  • Asian & Transcultural Studies

  • AGST Module 6 invited Professor Siao-chen Hu to give lectures titled “Topics in Chinese Narrative Literature of the Late Imperial Period” from August 3 to 6, 2015.

    [Outline and Purpose of the Course]
    Narratives are essential to our understanding of the Chinese literary past. By narrative I do not limit it to short stories and novels, but refer to a mode of composing texts. A narrative is an account of an event or a series of events, be it truthful or fictitious. Its functions are more than the telling of a story, as it tries to present ways of making sense of the events, and in extension, ways of seeing the world. By reading a narrative text, the reader takes an empathetic look at its author’s mind to conduct a dialogue with the author’s rhetoric and sociocultural community, and by doing it, the reader is able to tell a narrative of his own. Ideally, the result of reading is a fusion of horizons. In this course we will read selections of Chinese narrative texts of the late imperial period, centering around the concept of space, which is fundamental to the interpretation of Chinese literature yet has been inadequately addressed in previous studies.

    Prof. Siao-chen Hu
    Research Fellow & Director of the Institute of Chinese Literature and Philosophy
    Academia Sinica

    (1) Aug 3, 10:30-12:00
    (2) Aug 3, 13:00-14:30
    (3) Aug 4, 10:30-12:00
    (4) Aug 4, 13:00-14:30
    (5) Aug 5, 10:30-12:00
    (6) Aug 5, 13:00-14:30
    (7) Aug 6, 10:30-12:00
    (8) Aug 6, 13:00-14:30

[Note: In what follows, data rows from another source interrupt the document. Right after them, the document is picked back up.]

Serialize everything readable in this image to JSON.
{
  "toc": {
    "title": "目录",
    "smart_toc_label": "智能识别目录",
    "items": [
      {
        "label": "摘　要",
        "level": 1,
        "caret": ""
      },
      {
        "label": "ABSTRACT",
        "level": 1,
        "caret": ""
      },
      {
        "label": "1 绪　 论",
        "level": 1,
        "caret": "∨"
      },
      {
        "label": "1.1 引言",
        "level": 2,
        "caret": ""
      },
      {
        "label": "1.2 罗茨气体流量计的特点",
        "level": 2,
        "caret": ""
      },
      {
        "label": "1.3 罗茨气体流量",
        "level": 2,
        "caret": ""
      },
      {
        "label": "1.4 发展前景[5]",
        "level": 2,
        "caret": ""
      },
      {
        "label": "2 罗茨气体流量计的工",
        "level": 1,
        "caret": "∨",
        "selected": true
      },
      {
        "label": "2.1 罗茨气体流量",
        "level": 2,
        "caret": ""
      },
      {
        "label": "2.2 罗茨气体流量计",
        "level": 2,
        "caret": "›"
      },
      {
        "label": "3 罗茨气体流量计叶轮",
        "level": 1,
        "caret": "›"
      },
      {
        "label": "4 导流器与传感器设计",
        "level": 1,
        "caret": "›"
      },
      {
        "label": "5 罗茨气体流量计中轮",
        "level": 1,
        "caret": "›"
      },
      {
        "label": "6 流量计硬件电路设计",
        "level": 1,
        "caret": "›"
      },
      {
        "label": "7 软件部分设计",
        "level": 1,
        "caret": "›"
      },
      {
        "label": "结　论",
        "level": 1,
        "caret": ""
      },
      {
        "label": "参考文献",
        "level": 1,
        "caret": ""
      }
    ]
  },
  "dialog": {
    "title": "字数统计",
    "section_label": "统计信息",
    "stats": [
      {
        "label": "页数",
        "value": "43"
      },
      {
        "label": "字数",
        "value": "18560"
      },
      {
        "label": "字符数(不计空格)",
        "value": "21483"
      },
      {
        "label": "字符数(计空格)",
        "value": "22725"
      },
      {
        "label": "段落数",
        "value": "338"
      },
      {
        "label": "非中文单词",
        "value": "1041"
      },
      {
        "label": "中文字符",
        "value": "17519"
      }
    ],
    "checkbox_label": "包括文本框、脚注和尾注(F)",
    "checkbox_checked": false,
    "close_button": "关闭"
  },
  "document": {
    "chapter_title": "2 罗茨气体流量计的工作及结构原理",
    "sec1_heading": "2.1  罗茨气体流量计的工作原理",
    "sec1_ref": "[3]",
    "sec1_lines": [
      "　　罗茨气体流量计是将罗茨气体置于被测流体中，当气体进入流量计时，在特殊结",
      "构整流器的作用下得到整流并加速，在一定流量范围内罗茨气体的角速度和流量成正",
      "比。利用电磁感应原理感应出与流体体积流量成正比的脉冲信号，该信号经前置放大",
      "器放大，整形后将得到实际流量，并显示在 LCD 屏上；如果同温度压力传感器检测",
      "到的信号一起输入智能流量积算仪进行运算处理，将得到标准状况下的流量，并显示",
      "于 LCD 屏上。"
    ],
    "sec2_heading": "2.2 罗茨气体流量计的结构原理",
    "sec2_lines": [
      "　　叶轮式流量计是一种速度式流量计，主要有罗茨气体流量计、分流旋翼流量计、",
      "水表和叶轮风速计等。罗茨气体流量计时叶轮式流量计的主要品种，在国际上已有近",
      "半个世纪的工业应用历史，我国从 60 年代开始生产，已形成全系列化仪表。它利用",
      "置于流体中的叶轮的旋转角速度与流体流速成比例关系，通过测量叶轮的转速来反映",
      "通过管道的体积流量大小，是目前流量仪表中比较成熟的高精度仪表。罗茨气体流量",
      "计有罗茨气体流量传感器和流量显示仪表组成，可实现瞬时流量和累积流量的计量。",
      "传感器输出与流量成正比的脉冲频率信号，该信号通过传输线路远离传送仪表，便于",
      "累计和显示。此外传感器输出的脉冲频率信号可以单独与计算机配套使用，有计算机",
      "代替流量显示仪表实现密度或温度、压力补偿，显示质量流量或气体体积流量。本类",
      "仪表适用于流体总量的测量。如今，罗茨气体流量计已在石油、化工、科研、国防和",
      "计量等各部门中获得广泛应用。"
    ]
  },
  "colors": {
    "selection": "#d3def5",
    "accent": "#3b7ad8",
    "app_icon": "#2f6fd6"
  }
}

    Sogo-Kenkyu-kan 2, Enshu 10

    [Lecture Title]
    Topics in Chinese Narrative Literature of the Late Imperial Period

    I. Absence and Presence of the Cityscape
        1. Hangzhou Narratives
        2. “Old Capital” Complex
        3. Lost Cities Shall Not Be Forgotten
    II. Borderlands: The Site of Conflicting Values
        4. Romance of Heroes and Heroines
        5. Humble Words of a Rustic Old Man
        6. History of the Myriad of Creatures
    III. Zhi: Construction by Collection
        7. Narrating the Far and Foreign
        8. Narrating the Near and Home

    [Concluding Comment]

    Siao-chen Hu

    During the eight meetings the students and I tried to explore the ideas of space and place in narrative literature of China’s late imperial period. We read texts of different genres, including short stories, vernacular fictions, and verse narratives, to address questions of cityscapes, borderlands, and human sentiments. Limited by time, we did not have the opportunity to go into extensive discussion, but the students often raised inspiring and challenging questions that could lead to further study, thanks to the fact that they came from different research fields—literature, history, religion and art. In addition to discussion, the students also gave presentations about their own research topics. The presentations demonstrated their understanding of actual, historical, and metaphorical space, and provided examples from contemporary Shanghai and Taipei, historical Chang-an and Nanjing, as well as the performing space for religious activities as represented on the Dunhuang scrolls. I was very impressed that, with the participation of the students, we crossed the boundaries of historical periods (from classical to modern) and academic disciplines.